INSTRUCTIONS TO FOLLOW:
Take each line of the listing that has the string "View" and report it.

STORED DATA:
......

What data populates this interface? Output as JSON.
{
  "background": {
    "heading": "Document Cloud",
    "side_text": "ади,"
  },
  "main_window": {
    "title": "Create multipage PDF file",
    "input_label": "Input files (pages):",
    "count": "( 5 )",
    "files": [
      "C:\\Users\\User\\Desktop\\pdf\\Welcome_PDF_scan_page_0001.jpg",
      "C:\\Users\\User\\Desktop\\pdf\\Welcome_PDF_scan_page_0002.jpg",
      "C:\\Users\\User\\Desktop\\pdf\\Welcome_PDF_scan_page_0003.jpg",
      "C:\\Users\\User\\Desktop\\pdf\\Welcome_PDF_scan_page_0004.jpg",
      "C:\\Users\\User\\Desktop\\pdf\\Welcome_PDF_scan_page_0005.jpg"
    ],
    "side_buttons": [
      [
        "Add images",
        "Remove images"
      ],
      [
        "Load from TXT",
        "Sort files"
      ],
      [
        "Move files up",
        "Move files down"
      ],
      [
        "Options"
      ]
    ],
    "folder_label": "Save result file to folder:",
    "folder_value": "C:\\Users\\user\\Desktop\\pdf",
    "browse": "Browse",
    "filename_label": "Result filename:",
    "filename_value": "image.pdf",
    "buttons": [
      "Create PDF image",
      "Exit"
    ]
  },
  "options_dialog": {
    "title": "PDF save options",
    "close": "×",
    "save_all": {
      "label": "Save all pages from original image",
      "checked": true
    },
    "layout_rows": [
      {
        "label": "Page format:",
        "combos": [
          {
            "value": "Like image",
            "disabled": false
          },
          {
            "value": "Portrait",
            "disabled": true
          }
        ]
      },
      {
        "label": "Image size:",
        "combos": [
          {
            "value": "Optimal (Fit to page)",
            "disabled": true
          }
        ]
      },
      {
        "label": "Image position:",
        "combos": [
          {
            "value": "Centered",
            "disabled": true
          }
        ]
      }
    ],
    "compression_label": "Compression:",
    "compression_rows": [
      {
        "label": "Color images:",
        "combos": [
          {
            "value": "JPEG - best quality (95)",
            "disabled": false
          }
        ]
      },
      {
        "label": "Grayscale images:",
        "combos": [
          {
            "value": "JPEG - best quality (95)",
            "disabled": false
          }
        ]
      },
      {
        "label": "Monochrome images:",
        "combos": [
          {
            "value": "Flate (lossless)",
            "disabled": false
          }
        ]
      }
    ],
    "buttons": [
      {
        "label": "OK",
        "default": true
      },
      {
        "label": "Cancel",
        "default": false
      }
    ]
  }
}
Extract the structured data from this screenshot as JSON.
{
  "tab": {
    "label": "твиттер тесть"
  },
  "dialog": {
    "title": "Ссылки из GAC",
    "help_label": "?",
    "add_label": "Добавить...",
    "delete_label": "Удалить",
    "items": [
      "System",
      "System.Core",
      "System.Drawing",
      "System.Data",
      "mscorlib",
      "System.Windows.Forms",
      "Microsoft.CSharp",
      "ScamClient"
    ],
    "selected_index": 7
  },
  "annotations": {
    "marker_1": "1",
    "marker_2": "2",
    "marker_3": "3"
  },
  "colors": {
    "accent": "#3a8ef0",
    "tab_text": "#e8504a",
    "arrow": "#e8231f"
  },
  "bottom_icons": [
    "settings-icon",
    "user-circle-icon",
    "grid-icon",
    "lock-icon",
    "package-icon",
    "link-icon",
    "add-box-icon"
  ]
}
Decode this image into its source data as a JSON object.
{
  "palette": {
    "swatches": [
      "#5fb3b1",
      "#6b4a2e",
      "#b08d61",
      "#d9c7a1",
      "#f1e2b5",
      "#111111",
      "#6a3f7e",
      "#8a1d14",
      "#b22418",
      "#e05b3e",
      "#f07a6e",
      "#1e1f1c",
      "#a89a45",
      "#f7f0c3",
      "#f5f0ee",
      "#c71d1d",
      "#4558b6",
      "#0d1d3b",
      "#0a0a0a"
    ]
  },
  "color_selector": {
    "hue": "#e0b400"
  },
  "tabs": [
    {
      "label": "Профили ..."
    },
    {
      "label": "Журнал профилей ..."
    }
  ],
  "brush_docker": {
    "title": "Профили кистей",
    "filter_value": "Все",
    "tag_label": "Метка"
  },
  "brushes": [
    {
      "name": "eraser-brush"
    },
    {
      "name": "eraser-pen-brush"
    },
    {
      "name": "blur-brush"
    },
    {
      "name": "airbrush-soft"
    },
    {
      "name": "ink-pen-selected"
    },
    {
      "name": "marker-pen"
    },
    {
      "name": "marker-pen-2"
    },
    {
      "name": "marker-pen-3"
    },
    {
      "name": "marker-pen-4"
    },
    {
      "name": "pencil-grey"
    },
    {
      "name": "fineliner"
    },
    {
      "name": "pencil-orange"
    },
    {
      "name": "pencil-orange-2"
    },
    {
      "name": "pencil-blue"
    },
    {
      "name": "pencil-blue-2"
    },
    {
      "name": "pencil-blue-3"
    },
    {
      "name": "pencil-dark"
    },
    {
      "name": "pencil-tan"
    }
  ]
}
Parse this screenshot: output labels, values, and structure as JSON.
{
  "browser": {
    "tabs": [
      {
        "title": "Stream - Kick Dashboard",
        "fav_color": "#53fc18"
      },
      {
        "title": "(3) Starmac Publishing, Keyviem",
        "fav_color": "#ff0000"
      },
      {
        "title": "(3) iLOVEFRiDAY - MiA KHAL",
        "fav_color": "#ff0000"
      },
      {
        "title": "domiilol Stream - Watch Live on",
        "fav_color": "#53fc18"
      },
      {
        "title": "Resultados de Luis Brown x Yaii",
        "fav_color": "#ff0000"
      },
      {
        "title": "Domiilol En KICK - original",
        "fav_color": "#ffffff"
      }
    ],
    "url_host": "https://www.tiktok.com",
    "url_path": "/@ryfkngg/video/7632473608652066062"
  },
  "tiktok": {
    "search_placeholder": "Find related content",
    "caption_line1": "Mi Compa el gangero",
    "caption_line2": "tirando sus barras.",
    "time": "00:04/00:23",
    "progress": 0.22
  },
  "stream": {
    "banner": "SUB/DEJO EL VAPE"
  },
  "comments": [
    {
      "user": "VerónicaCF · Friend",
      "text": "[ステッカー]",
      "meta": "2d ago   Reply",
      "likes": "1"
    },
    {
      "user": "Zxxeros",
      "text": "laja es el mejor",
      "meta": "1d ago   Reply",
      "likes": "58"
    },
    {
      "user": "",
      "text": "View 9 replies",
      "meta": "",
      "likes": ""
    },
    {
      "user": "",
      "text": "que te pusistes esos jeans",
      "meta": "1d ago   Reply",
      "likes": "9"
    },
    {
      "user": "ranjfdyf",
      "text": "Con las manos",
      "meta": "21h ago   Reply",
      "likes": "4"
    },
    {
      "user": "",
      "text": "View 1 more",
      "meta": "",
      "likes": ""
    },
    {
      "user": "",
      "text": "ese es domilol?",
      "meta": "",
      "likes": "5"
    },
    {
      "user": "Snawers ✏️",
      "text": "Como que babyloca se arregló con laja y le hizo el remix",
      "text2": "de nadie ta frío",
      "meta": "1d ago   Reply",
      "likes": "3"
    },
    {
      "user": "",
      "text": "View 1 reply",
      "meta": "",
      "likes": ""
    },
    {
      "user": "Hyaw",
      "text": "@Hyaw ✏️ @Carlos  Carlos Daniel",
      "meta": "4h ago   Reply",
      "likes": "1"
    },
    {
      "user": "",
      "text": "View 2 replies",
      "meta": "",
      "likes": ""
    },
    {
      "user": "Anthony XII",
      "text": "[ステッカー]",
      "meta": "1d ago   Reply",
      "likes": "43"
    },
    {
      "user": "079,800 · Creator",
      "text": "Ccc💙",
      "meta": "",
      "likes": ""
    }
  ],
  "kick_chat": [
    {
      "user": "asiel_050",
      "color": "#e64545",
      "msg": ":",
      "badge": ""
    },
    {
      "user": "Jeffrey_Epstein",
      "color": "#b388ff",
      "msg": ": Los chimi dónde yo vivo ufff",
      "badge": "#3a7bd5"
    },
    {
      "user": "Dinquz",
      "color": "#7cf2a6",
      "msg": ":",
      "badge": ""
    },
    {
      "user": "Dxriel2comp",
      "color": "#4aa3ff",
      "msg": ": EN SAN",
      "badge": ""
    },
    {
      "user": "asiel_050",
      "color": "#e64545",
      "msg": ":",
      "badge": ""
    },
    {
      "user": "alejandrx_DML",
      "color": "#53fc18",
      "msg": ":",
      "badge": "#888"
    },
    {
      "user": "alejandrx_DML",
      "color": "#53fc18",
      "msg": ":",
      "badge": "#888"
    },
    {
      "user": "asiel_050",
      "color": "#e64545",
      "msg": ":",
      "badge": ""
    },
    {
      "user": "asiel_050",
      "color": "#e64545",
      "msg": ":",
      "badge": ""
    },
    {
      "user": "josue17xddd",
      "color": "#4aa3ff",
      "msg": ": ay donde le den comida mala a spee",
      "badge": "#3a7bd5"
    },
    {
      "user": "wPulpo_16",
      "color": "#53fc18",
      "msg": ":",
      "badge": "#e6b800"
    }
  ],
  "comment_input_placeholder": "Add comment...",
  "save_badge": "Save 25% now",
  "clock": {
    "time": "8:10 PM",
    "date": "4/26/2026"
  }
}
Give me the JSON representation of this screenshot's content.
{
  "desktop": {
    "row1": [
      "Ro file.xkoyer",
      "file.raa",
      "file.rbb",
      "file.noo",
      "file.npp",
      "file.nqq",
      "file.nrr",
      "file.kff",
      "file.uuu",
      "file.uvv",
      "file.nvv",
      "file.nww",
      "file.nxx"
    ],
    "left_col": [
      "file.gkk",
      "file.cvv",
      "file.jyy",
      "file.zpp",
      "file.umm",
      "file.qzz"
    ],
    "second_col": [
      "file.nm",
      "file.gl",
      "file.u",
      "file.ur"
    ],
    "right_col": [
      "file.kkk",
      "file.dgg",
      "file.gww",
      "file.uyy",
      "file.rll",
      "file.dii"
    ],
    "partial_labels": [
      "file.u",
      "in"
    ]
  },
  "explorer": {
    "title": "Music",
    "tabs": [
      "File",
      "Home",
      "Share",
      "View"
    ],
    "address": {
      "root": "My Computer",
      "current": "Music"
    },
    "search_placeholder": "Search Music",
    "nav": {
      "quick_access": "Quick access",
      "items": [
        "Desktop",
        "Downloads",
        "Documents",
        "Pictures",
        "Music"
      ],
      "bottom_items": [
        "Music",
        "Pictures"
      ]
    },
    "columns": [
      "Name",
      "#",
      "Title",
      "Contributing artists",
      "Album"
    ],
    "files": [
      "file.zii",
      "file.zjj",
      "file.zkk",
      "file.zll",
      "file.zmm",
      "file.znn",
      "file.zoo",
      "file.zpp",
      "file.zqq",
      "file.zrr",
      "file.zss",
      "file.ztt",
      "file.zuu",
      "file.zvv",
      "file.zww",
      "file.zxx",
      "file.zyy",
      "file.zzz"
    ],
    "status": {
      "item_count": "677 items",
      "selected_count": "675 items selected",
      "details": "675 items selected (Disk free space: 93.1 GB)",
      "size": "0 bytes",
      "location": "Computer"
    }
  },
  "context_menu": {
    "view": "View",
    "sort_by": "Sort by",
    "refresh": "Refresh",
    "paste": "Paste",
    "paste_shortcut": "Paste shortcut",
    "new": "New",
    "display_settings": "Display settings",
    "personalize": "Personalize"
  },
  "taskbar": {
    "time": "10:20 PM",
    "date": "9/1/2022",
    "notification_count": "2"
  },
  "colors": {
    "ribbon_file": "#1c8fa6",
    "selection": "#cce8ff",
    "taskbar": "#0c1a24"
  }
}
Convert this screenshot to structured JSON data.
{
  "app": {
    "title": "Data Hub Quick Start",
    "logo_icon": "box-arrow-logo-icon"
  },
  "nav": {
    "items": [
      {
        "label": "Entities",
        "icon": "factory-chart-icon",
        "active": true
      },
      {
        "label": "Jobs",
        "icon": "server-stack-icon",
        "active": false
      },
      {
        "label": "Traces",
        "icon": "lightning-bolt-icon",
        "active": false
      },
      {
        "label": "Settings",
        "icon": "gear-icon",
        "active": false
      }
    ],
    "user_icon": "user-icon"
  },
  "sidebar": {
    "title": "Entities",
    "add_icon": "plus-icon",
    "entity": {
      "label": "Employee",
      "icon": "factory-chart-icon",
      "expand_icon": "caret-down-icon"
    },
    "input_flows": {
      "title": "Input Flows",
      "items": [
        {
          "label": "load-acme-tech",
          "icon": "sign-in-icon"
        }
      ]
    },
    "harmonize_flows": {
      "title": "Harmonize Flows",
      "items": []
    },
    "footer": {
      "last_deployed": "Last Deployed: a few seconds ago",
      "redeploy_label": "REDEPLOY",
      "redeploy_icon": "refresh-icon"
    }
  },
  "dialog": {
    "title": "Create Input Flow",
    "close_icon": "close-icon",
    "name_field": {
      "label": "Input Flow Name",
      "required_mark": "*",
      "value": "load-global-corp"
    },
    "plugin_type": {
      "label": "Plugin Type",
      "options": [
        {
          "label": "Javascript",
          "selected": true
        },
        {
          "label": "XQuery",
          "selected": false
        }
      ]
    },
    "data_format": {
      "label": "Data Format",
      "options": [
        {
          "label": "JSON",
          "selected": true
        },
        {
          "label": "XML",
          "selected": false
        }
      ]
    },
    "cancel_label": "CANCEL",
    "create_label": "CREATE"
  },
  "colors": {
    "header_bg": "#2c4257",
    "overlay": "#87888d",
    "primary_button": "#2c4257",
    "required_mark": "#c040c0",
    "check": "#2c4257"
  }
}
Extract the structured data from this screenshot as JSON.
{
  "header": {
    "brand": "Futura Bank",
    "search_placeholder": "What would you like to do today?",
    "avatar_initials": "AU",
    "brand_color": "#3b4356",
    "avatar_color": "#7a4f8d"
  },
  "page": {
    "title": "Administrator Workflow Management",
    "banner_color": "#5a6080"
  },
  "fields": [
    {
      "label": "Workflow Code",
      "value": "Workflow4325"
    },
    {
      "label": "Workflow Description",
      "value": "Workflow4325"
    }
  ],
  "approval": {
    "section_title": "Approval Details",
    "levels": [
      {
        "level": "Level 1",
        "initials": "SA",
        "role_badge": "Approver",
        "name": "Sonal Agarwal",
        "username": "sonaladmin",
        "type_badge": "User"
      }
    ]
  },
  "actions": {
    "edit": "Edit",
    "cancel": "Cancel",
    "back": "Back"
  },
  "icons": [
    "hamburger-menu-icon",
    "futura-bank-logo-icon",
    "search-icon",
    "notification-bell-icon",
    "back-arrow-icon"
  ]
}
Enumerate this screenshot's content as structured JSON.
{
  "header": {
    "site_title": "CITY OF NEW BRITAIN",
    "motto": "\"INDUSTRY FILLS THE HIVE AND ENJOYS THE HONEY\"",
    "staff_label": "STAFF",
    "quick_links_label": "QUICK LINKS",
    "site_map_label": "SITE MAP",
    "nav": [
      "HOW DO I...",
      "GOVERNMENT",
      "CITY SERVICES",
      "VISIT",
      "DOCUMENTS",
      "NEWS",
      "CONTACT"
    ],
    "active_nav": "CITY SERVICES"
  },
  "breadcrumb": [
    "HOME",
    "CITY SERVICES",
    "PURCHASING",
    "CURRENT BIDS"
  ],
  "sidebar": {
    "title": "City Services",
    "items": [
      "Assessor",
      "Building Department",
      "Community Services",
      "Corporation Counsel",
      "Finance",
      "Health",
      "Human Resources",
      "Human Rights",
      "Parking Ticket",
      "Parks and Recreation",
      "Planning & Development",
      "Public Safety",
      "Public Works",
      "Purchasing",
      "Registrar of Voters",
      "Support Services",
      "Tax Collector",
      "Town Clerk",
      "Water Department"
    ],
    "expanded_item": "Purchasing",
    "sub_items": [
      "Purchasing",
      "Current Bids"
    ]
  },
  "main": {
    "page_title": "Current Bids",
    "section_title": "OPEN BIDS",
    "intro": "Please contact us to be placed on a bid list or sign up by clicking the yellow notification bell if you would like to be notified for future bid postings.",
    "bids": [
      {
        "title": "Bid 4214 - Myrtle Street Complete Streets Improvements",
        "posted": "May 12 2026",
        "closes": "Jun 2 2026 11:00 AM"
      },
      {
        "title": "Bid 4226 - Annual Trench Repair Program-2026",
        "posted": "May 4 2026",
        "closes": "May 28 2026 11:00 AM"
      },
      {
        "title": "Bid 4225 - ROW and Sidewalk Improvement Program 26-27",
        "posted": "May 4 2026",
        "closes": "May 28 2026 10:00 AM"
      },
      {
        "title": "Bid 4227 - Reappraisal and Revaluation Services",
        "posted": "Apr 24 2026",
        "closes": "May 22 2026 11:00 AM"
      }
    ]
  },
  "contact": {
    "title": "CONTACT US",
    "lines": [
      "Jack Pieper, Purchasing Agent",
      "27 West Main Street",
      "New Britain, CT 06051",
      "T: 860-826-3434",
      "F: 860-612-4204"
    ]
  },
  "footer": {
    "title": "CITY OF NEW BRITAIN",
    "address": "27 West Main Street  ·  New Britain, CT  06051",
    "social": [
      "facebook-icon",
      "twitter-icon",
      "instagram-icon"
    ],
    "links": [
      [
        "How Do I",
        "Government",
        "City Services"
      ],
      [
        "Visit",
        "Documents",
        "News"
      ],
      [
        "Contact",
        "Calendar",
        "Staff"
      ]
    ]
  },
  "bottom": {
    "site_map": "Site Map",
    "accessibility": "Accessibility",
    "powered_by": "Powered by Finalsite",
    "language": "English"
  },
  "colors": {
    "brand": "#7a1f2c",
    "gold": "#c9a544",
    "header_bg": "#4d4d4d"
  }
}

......

ANSWER BOX:
      "text": "View 9 replies",
      "text": "View 1 more",
      "text": "View 1 reply",
      "text": "View 2 replies",
      "View"
    "view": "View",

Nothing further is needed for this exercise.